9 Because we have defaulted the Forex Realised Gains / Losses system account as an expense, we show the profit as a negative. Lastly let s say you don t have a foreign currency bank account and that the customer simply sent the Pounds to your bank who then converts it and deposits R5,087 into your Rand bank account. You can see it s a very similar story except you enter your Rand amount first and Sage One calculates the foreign currency instead of the other way around. Which Sage One reports are effected by Multi-Currency? Customer Supplier Age Analysis Whenever you choose these reports, you will see a Use Foreign Currency tick box option: Note that if you select the Display balances in the Customer s currency option, you will see a list of all customers some in your Home Currency and some in their Foreign Currency. Obviously there won t be totals at the bottom of the report because you can t total different currencies. If you choose not to make this selection, then all customers will be displayed in your Home Currency with your foreign customers converted at the prevailing exchange rate.
10 Customer and Supplier statements The same option is available when you print customer and supplier statements. It makes sense to select the option because you would normally want your customers receiving their statements in their currency. Profit and Loss report You will see both realised and unrealised gains/losses on your income statement: Realised gains/losses are calculated only on those customers/suppliers with foreign balances that have been settled (realised). Example Sold items to a customer for $100 = R1,000. The customer settles you when $100 = R1,200. Your income statement would then show a realised profit of R200. If the customer hadn t yet settled his account then the income statement would show an unrealised profit of R200 which is really a potential profit that s why it s called unrealised. Balance Sheet The cumulative unrealised values of all foreign amounts (customers, suppliers and foreign bank accounts) will be shown on the balance sheet. Banks however will be shown as a separate line called Forex Gains/Losses Banks. Currency differences for customers/suppliers will be shown simply as either Forex Realised Gains/Losses or Forex Unrealised Gains/Losses.

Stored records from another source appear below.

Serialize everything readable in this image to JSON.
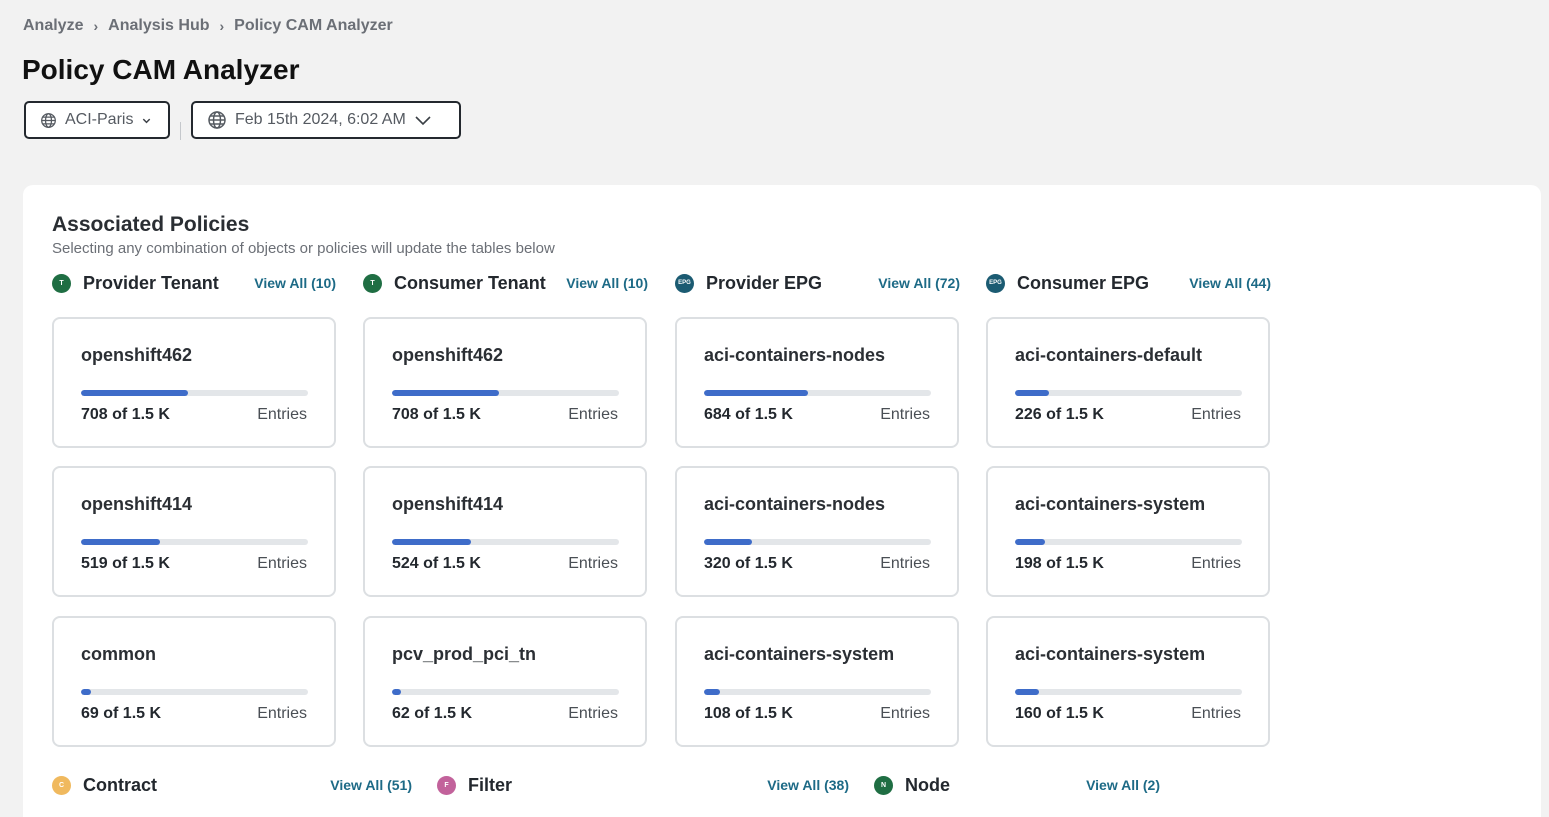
{
  "breadcrumb": [
    "Analyze",
    "Analysis Hub",
    "Policy CAM Analyzer"
  ],
  "page_title": "Policy CAM Analyzer",
  "site_selector": {
    "value": "ACI-Paris",
    "icon": "globe-icon"
  },
  "time_selector": {
    "value": "Feb 15th 2024, 6:02 AM",
    "icon": "globe-icon"
  },
  "panel": {
    "title": "Associated Policies",
    "subtitle": "Selecting any combination of objects or policies will update the tables below"
  },
  "colors": {
    "tenant_badge": "#1f6e43",
    "epg_badge": "#1b5b72",
    "contract_badge": "#f0b95e",
    "filter_badge": "#c2629b",
    "node_badge": "#1f6e43",
    "bar_fill": "#3e6cc9",
    "link": "#1d6a86"
  },
  "sections": [
    {
      "label": "Provider Tenant",
      "badge": "T",
      "view_all": "View All (10)",
      "cards": [
        {
          "name": "openshift462",
          "count": "708 of 1.5 K",
          "unit": "Entries",
          "fraction": 0.472
        },
        {
          "name": "openshift414",
          "count": "519 of 1.5 K",
          "unit": "Entries",
          "fraction": 0.346
        },
        {
          "name": "common",
          "count": "69 of 1.5 K",
          "unit": "Entries",
          "fraction": 0.046
        }
      ]
    },
    {
      "label": "Consumer Tenant",
      "badge": "T",
      "view_all": "View All (10)",
      "cards": [
        {
          "name": "openshift462",
          "count": "708 of 1.5 K",
          "unit": "Entries",
          "fraction": 0.472
        },
        {
          "name": "openshift414",
          "count": "524 of 1.5 K",
          "unit": "Entries",
          "fraction": 0.349
        },
        {
          "name": "pcv_prod_pci_tn",
          "count": "62 of 1.5 K",
          "unit": "Entries",
          "fraction": 0.041
        }
      ]
    },
    {
      "label": "Provider EPG",
      "badge": "EPG",
      "view_all": "View All (72)",
      "cards": [
        {
          "name": "aci-containers-nodes",
          "count": "684 of 1.5 K",
          "unit": "Entries",
          "fraction": 0.456
        },
        {
          "name": "aci-containers-nodes",
          "count": "320 of 1.5 K",
          "unit": "Entries",
          "fraction": 0.213
        },
        {
          "name": "aci-containers-system",
          "count": "108 of 1.5 K",
          "unit": "Entries",
          "fraction": 0.072
        }
      ]
    },
    {
      "label": "Consumer EPG",
      "badge": "EPG",
      "view_all": "View All (44)",
      "cards": [
        {
          "name": "aci-containers-default",
          "count": "226 of 1.5 K",
          "unit": "Entries",
          "fraction": 0.151
        },
        {
          "name": "aci-containers-system",
          "count": "198 of 1.5 K",
          "unit": "Entries",
          "fraction": 0.132
        },
        {
          "name": "aci-containers-system",
          "count": "160 of 1.5 K",
          "unit": "Entries",
          "fraction": 0.107
        }
      ]
    }
  ],
  "bottom_sections": [
    {
      "label": "Contract",
      "badge": "C",
      "view_all": "View All (51)"
    },
    {
      "label": "Filter",
      "badge": "F",
      "view_all": "View All (38)"
    },
    {
      "label": "Node",
      "badge": "N",
      "view_all": "View All (2)"
    }
  ]
}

Example You have a foreign bank account with $200 it was recorded when it was worth R2,000. When you print the balance sheet, it s now worth R2,400. An unrealised gain (potential gain) of R400 will be shown on the balance sheet.